The Arts Research Monitor, created by Hill Strategies Research in 2002, provides synopses of qualitative and quantitative research findings in the arts and culture. The Monitor should be useful to artists, arts managers, funders, policy makers, researchers and others with an interest in learning more about the arts and culture. The Arts Research Monitor is funded by the Canada Council for the Arts and the Ontario Arts Council.
This series of brief web articles aims to depict “the socio-economic conditions faced by Canadian resident professional visual artists” in 2012, with specific articles on ethnicity, sex, and gallery representation. The survey found that nearly one-half of Canadian visual artists lost money on their artistic practice in 2012 (47%). The average personal income of visual artists was $29,300, the largest portions of which came from art-related employment (average of $19,200) and non-art-related employment (average of $5,700). After adjusting for inflation, the overall average income in 2012 was 6% higher than the 2007 level ($27,600).
This brief report examines the situation of the estimated 3,632 visual artists in Quebec. The report estimates that 60% of Quebec visual artists are women and only 12% are under 35 years of age (compared with 37% of the overall Quebec labour force). The average personal income (from all sources) of all Quebec visual artists is $35,400. The average is much lower for women ($27,600) than men ($40,900). Fifty-seven percent of Quebec visual artists have total individual incomes below $30,000, with a higher percentage among women (64%) and artists under 35 (66%).
These two reports from Hill Strategies examine the situation of artists and cultural workers in Canadian provinces, territories, and municipalities. This summary provides brief highlights of the data on artists and cultural workers organized by province and territory.
This report examines the situation of artists and cultural workers in Canada. In Canada, there are 136,600 people who work as artists more than at any other occupation, a figure that is “slightly larger than the labour force in automotive manufacturing (133,000)”. As noted in the national report, “one in every 129 Canadian workers is an artist”.

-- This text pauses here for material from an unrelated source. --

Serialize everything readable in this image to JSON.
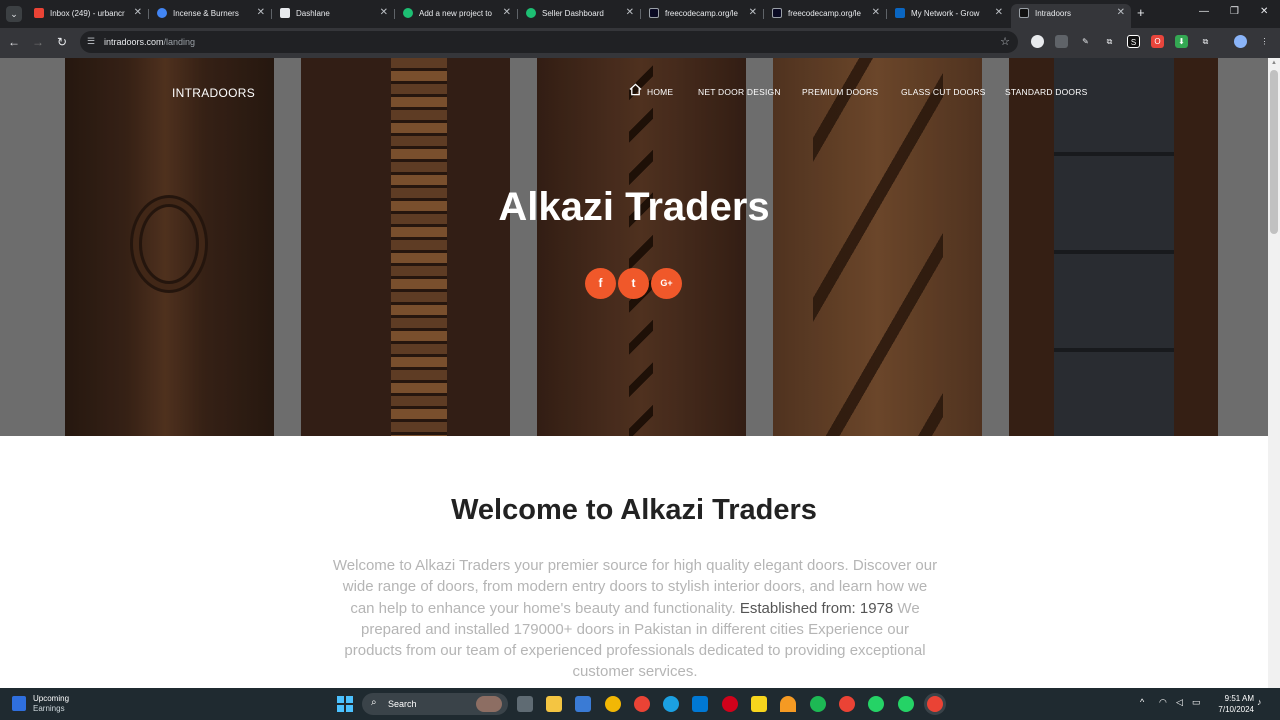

Commissioned by the Visual Arts Alliance with a financial contribution from the Canada Council for the Arts, this literature review attempts to provide a synthesis of existing research in the visual arts in Canada and to identify gaps in this research. The report notes that the goal was not to outline the state of the visual arts sector in Canada but rather the state of research into the visual arts in the country.